NOVEMBER 23, 2008 by SHELDON RICHMAN
The Big Three automakers got a cold reception in Congress this week when they asked for a bailout loan of $25 billion. But I wouldn’t count them out just yet. After appropriating over $700 billion to bail out the financial industry — with nothing to show for it but an ominous precedent and a scary accretion of power in the U.S. Treasury — members of Congress may be a little reluctant to hand out more money to demonstrably failing — even de facto bankrupt — companies.
Yet I have a hunch Congress will get over its reluctance, maybe as early as next month. Things just seem to work that way in Washington. Remember the first bailout bill?
Instead of getting a new $25 billion “bridge loan” as requested, the companies will probably have to be content with just a quicker dispersal of a $25 billion loan already approved or a smaller short-term handout — if they can come up with an acceptable plan showing the way to “viability,” an attribute that is very much in the eye of beholder. That $25 billion already approved was supposed to be used to develop high-tech fuel-efficient vehicles. But General Motors, Ford, and Chrysler have a higher priority than new products: immediate cash simply to keep operating. GM and Ford say they could run out of money by year’s end.
Even if Congress passes a compromise bill in December and President Bush signs it, that won’t be the last of the matter. The companies will need more help next year, and President-elect Obama will have a sympathetic ear.
None of this should be happening, of course. There should have been no initial $25 billion in loans for new products. If the products Detroit wants to build show that much promise, let the companies find private investors to throw in with them. ? Do the computer or mobile-phone industries need taxpayer help in rolling out new products? Why must the taxpayers be compelled to kick in money for new cars?

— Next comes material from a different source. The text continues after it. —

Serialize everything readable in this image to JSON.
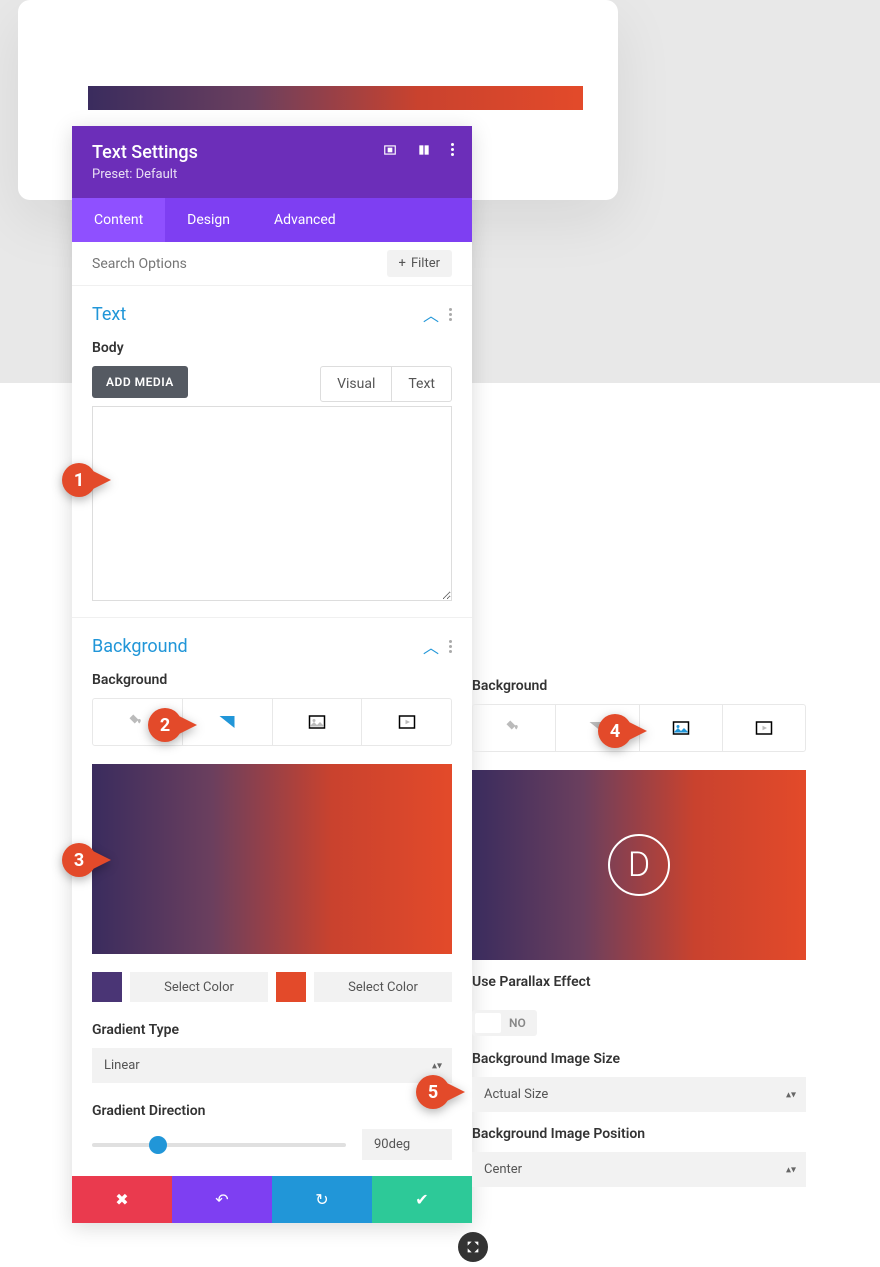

And what about money to keep the companies from going under? Same answer. The taxpayers should not be forced to become investors in companies that have been behind the curve in satisfying consumers for a very long time. What is so irritating about this story is how old it seems. The Japanese car makers have been accurately anticipating the preferences of American car buyers for quite a while. In the 1980s, after Chrysler won loan guarantees from Congress, the Japanese were so good at serving this market that the Detroit firms implored President Reagan to grant them “breathing space” against the foreign competition so they could catch up. In one of his most egregious betrayals of his stated free-market principles (more here), Reagan demanded that the Japanese “voluntarily” restrain their exports to the United States . . . or else. They did so.
This puts the current appeal for rescue into perspective. Yes, the government is partly at fault for the companies’ woes, and the general economy is flagging. But the company mangers and union leaders are hardly blameless. In any event, it shouldn’t be made the taxpayers problem.
What gets lost in the debate is the fact that either the government or the market is going to determine who gets access to scarce resources. Capital devoted to making cars can’t be used to in make anything else. So whether Congress gives or lends the money to the Detroit firms or simply guarantees repayment of private loans, it deprives other entrepreneurs of capital needed for their projects. That means consumers won’t get to enjoy the fruits of those still-born ventures that die for lack of resources. That’s a real cost of government intervention, but since it is unseen, it isn’t counted in most discussions of the proposed bailout. How many congressmen have read Bastiat?
Of course, the heads of the companies predict the direst consequences if we don’t surrender the loot, including mass unemployment and the destruction of American manufacturing. It is encouraging to see these claims met with a healthy skepticism. Detroit may not have noticed that foreign-brand cars built in the United States — Honda, Toyota, Hyundai, Nissan, BMW, and more — make up about half the U.S. market, and their factories will continue humming along even if the Big Three disappear. As long as there are car buyers there will be car makers. Detroit need not be the center of the automotive universe. The sun will rise, and life will go on.
America Without Automakers
But even if there were no American factories sporting foreign nameplates, no catastrophe would befall American civilization. David Friedman pointed out long ago that there are many ways to make a car. One way is to build it on an assembly line. Another way is to grow wheat, ship it to Japan, and get a car in return. Both methods of production are perfectly respectable and economically sound. There is no shame in turning wheat or anything else into automobiles. In fact, you might say it’s something of a miracle. (See “The Iowa Car Crop.”)
The point is, “we” don’t have to make everything we use. I really don’t care if an American, a Japanese, or a Korean, or a German makes the car I drive, as long as it does what I want at a price I like. To get the cars, of course, we’ll have to make something else that can be traded. That’s how the division of labor works. If the Big Three are bailed out, we’ll never know what the workers and resources would have been making instead. Whatever it is, I might want it more than a new car.
True, the economy is going into, or is in, a recession and unemployment is rising — the result of years of government intervention. But the way out of a recession is not to prevent the necessary reshuffling of labor and resources. Rather, it is to let the market correct for the mistakes of the past so we can move on to new economic growth and prosperity. Government intervention only delays the process.
No matter how you look at it, saving the Big Three is a rotten idea.